- To do
Each line of the records that holds "node" should be shown in full.

Element data from apps and pages:
------------------------

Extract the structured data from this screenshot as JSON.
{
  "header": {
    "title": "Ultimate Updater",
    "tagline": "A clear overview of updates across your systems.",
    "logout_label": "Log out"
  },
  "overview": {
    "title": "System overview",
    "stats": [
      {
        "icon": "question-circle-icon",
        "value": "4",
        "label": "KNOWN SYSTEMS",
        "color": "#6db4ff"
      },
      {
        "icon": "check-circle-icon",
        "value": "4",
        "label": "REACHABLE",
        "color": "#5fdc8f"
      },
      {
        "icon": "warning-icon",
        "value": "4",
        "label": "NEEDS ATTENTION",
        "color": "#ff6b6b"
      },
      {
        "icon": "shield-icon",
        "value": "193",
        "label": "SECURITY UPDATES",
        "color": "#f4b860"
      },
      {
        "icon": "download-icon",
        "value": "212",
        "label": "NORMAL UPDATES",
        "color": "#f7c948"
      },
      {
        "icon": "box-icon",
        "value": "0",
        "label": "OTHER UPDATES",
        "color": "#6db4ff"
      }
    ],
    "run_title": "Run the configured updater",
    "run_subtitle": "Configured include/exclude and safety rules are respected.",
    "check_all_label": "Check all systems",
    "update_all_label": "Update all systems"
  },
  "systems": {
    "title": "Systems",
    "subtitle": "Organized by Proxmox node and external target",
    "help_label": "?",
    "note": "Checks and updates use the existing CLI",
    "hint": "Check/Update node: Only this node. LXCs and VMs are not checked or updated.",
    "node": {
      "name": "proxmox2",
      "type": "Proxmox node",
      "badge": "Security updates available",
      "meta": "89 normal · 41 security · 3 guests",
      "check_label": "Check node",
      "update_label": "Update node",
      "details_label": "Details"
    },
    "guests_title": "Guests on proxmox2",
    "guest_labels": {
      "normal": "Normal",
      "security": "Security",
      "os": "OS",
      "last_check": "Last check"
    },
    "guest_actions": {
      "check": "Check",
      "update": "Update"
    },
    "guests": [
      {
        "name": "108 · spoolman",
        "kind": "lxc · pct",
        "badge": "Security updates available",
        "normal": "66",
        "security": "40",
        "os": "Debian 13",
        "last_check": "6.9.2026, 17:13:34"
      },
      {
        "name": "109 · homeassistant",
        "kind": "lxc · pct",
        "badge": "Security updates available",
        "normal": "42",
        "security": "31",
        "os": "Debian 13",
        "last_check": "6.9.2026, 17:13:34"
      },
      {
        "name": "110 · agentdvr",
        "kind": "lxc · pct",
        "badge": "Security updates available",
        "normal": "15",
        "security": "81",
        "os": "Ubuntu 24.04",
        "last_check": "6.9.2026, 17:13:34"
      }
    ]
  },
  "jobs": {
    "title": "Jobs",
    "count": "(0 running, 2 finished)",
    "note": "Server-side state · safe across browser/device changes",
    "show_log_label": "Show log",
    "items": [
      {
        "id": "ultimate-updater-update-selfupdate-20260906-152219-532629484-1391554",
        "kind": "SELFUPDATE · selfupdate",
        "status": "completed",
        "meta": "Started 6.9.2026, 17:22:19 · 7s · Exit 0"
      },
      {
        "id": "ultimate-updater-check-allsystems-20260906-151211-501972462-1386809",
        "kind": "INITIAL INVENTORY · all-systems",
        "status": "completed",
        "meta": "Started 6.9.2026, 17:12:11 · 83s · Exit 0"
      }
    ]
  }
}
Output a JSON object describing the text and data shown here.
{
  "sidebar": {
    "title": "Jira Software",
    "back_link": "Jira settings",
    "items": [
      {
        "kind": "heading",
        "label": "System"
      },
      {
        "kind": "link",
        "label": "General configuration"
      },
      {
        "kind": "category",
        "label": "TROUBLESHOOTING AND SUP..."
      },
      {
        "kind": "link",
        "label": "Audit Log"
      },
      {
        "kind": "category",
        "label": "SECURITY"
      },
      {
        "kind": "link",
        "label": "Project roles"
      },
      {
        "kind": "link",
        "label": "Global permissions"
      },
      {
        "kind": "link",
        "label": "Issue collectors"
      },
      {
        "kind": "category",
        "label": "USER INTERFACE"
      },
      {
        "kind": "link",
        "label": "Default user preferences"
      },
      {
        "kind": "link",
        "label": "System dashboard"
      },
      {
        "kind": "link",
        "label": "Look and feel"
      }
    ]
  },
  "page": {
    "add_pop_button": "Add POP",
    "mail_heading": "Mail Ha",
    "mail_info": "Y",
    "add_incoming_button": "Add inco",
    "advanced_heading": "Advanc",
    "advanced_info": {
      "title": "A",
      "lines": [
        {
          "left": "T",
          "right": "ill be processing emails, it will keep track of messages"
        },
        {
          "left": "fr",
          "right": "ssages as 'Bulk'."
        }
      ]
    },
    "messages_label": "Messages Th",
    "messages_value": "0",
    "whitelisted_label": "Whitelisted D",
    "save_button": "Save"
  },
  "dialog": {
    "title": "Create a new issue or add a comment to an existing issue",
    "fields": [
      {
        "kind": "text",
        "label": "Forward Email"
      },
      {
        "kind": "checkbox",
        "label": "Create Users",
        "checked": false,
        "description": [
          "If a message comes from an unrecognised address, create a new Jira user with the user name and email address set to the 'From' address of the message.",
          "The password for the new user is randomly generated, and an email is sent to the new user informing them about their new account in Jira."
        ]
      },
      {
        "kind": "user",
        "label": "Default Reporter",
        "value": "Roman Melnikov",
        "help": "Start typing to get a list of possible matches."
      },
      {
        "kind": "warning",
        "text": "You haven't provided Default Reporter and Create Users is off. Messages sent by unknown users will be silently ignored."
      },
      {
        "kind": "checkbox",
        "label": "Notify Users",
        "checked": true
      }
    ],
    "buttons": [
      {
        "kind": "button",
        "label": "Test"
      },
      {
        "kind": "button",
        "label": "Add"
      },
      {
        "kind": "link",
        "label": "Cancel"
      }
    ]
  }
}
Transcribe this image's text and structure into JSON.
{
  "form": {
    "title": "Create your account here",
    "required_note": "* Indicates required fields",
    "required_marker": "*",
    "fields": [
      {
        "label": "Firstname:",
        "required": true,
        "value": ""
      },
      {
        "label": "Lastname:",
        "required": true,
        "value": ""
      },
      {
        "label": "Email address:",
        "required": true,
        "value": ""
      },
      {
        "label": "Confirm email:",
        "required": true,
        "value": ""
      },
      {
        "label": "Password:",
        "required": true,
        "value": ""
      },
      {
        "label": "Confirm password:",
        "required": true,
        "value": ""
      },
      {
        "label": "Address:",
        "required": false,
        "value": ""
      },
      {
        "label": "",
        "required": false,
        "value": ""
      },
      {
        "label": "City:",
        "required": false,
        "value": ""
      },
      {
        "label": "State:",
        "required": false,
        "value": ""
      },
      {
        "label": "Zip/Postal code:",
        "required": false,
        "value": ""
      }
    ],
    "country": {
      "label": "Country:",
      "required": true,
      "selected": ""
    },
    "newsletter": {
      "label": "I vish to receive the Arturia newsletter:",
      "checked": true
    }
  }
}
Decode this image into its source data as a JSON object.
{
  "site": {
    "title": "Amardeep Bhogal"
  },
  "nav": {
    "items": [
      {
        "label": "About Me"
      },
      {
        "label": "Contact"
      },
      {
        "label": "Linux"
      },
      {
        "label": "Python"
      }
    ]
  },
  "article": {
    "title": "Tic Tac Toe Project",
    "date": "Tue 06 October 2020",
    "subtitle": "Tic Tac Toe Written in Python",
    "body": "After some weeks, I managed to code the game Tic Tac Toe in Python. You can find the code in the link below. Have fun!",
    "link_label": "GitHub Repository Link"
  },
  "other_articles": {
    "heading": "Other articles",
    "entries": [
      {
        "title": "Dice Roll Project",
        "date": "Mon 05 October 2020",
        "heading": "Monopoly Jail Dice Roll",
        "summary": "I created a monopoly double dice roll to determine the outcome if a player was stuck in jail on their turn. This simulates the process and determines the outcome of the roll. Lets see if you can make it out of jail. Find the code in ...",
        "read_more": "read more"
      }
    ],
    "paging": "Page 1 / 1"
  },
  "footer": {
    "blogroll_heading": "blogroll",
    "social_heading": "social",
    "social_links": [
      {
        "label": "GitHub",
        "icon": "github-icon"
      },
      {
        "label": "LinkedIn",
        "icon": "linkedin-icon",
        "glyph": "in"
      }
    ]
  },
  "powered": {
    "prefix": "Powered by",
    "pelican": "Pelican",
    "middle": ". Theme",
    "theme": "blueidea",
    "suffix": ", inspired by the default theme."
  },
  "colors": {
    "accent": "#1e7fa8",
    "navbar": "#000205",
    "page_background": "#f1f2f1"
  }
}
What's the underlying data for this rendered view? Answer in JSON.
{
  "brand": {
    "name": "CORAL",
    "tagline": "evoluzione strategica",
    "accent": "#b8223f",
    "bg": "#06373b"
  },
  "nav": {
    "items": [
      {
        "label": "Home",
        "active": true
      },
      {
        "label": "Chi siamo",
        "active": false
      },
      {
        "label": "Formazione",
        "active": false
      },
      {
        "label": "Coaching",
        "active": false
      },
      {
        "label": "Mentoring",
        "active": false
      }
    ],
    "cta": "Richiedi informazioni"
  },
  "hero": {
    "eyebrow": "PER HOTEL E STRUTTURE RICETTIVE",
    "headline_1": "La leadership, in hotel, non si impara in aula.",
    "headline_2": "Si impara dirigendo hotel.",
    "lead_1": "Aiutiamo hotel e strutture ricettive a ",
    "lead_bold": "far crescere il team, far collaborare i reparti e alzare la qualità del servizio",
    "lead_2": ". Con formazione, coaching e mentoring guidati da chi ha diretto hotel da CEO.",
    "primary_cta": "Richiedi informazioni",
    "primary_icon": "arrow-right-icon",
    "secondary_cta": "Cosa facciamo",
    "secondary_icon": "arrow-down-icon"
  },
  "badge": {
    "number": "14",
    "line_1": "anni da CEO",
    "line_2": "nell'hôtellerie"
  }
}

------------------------

- Solution to the problem
    "subtitle": "Organized by Proxmox node and external target",
    "hint": "Check/Update node: Only this node. LXCs and VMs are not checked or updated.",
    "node": {
      "type": "Proxmox node",
      "check_label": "Check node",
      "update_label": "Update node",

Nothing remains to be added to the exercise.